Extracted data entries
————
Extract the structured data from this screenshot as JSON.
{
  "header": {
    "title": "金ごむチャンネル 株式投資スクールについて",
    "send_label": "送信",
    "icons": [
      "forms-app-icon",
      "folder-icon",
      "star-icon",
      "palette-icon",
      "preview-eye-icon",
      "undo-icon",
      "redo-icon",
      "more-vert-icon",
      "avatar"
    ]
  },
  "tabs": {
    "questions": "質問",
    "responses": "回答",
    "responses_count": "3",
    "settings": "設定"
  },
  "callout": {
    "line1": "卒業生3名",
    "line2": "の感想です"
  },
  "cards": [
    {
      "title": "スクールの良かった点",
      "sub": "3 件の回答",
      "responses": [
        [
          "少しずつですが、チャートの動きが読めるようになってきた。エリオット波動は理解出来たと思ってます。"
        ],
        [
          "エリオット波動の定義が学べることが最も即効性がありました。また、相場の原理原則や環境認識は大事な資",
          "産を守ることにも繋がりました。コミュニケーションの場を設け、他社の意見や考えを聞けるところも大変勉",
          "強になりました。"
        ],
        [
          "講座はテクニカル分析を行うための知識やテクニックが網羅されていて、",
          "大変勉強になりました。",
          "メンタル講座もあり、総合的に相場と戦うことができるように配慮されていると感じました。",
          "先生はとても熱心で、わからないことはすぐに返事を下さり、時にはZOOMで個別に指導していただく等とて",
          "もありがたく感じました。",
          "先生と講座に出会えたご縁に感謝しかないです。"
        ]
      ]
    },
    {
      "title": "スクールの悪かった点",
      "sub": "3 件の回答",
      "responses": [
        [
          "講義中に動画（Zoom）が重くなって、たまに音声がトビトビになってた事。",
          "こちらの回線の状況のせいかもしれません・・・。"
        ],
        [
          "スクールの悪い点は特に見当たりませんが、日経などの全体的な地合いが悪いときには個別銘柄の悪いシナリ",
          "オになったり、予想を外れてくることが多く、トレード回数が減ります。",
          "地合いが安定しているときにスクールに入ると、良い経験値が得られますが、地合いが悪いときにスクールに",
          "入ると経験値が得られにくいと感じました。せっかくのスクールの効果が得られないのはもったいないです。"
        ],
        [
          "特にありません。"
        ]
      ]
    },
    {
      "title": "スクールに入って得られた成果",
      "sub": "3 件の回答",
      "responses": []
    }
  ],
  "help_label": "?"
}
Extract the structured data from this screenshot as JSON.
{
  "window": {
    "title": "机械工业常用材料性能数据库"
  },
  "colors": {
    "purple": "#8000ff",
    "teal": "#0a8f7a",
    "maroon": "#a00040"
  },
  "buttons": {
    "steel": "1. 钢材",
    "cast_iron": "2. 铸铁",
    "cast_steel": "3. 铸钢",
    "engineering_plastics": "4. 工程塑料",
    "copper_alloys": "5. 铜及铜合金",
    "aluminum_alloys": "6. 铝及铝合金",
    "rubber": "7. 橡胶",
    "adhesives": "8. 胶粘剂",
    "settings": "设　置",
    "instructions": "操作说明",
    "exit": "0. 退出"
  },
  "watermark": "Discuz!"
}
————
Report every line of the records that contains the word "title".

▸ **Answer section**
    "title": "金ごむチャンネル 株式投資スクールについて",
      "title": "スクールの良かった点",
      "title": "スクールの悪かった点",
      "title": "スクールに入って得られた成果",
    "title": "机械工业常用材料性能数据库"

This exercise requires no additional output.